[Start of section]

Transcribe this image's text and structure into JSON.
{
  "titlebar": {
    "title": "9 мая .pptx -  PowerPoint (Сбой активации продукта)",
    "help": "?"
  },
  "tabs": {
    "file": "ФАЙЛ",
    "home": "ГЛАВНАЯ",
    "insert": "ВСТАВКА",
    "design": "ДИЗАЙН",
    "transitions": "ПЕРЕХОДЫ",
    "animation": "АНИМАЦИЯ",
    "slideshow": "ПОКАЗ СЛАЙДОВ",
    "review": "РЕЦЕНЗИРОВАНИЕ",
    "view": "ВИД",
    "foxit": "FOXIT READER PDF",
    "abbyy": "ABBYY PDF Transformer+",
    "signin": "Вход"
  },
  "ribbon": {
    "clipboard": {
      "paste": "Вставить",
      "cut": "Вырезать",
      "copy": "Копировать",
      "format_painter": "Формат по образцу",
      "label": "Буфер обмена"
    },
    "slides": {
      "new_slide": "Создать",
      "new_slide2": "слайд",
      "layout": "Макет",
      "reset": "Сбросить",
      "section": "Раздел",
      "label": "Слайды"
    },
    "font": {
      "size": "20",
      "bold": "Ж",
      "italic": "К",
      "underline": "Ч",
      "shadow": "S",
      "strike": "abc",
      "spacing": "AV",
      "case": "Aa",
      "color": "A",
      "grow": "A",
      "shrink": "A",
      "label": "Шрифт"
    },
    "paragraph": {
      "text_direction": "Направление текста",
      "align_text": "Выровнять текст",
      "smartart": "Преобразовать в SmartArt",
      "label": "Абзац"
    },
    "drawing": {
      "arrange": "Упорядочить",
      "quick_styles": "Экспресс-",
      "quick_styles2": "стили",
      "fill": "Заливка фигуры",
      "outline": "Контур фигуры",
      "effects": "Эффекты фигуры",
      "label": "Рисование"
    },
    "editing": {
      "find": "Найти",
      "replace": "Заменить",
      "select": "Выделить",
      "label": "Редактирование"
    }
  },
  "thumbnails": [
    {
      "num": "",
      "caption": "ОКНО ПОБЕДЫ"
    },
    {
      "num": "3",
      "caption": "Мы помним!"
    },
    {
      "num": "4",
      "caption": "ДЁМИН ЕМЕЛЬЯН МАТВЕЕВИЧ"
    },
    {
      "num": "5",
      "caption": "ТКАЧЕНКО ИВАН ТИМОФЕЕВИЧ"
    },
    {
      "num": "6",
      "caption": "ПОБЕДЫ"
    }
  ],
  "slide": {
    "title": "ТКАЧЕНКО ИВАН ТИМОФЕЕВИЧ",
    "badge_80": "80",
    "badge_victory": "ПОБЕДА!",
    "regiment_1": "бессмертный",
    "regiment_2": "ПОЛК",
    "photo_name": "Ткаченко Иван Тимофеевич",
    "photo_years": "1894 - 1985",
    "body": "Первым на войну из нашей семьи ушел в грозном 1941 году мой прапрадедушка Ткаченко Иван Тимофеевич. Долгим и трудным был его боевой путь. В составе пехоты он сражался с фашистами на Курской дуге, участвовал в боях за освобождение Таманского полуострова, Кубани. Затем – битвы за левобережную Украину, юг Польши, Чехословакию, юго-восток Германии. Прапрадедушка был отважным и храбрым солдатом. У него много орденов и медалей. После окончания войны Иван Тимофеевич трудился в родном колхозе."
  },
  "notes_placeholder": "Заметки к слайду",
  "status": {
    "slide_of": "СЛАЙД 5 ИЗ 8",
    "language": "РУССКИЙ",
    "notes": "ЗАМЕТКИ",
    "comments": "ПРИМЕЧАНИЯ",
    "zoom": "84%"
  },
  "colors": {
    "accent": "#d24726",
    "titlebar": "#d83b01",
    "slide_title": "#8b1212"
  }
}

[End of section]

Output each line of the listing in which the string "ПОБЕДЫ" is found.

ANSWER TO THIS EXERCISE:
      "caption": "ОКНО ПОБЕДЫ"
      "caption": "ПОБЕДЫ"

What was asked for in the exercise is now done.